For the string "progress", search the entries below and copy every line where it appears.

--

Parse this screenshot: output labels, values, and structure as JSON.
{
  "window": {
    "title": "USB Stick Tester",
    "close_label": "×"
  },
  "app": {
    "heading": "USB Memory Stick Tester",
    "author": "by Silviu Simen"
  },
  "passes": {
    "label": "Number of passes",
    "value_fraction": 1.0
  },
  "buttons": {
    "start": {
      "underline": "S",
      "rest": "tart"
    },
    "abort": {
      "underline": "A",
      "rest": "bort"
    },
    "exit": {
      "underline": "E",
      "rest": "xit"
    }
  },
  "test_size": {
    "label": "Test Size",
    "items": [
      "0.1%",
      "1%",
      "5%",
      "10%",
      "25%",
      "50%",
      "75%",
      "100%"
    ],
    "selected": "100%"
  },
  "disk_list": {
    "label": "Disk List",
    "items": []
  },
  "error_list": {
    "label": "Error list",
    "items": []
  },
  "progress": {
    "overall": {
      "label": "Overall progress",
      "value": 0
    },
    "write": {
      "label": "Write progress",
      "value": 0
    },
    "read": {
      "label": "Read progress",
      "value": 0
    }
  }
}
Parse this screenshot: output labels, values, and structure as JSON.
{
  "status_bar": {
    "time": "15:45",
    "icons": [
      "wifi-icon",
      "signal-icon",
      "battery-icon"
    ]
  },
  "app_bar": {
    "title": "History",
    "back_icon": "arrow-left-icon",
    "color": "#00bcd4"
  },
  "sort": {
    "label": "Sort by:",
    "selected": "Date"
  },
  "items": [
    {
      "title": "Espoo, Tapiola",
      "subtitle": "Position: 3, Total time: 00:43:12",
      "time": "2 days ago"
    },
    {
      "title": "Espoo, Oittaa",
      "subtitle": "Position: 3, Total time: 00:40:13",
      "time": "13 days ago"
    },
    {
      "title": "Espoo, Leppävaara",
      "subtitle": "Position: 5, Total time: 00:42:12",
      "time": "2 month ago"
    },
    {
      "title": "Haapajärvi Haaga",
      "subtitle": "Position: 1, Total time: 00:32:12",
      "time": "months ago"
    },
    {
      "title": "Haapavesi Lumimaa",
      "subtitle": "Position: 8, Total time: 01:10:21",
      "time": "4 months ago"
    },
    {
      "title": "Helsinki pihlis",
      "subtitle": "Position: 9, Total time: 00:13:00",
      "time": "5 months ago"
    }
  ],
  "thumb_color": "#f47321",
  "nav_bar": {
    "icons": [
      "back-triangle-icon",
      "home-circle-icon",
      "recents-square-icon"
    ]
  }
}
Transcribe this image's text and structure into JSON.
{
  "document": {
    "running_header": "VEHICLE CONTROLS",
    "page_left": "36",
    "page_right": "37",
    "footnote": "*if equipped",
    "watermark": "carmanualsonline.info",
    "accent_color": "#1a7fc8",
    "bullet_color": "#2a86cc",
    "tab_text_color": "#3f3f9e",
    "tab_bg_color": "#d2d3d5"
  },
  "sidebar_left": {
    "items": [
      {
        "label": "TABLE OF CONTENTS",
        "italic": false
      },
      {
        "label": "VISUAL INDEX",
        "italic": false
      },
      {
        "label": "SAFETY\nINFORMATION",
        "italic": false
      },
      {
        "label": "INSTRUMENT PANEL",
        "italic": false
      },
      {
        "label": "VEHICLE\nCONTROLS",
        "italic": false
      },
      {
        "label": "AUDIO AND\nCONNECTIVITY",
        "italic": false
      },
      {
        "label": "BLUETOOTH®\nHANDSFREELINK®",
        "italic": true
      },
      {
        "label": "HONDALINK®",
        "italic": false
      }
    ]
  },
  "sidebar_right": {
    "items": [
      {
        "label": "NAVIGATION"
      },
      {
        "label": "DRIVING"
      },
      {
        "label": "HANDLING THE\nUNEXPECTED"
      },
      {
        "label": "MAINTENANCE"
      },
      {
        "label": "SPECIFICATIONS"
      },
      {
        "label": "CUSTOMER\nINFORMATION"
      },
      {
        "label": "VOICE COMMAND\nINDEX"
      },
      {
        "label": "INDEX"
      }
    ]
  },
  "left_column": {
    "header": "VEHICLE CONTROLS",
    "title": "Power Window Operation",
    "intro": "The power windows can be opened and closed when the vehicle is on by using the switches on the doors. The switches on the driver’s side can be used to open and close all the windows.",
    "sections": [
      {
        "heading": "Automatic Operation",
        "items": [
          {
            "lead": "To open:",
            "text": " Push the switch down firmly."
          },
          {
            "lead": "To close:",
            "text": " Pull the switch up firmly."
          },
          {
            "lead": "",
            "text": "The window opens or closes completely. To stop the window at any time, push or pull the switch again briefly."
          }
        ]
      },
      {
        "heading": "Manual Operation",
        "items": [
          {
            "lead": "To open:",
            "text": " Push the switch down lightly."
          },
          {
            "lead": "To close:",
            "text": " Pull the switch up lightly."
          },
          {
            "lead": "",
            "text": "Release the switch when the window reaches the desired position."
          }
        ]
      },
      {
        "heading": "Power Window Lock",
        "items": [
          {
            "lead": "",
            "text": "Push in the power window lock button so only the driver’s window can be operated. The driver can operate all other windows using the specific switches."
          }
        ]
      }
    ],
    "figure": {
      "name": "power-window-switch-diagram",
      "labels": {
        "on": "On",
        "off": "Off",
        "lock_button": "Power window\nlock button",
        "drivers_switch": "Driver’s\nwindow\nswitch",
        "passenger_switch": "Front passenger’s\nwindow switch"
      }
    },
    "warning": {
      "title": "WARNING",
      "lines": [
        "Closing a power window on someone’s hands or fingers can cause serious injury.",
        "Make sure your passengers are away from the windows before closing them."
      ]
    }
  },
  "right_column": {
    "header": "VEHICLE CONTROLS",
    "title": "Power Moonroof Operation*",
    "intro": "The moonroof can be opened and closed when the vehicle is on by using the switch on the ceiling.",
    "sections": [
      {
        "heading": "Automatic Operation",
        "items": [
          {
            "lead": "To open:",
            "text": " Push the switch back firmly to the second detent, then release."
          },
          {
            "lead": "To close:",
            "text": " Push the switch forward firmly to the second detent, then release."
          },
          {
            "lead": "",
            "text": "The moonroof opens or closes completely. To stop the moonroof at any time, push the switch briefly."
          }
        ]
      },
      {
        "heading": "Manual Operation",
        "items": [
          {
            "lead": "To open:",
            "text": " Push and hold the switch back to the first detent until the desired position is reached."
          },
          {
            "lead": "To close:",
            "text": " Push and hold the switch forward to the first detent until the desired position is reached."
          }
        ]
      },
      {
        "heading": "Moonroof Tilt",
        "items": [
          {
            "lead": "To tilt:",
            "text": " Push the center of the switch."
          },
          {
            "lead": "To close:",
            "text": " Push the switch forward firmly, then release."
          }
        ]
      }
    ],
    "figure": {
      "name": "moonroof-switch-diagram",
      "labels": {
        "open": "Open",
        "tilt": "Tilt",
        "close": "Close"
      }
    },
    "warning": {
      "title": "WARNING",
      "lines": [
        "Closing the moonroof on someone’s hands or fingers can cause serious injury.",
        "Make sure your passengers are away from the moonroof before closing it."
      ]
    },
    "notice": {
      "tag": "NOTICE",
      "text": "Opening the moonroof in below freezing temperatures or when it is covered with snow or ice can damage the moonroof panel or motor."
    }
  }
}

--

▶ [Written answer]
  "progress": {
      "label": "Overall progress",
      "label": "Write progress",
      "label": "Read progress",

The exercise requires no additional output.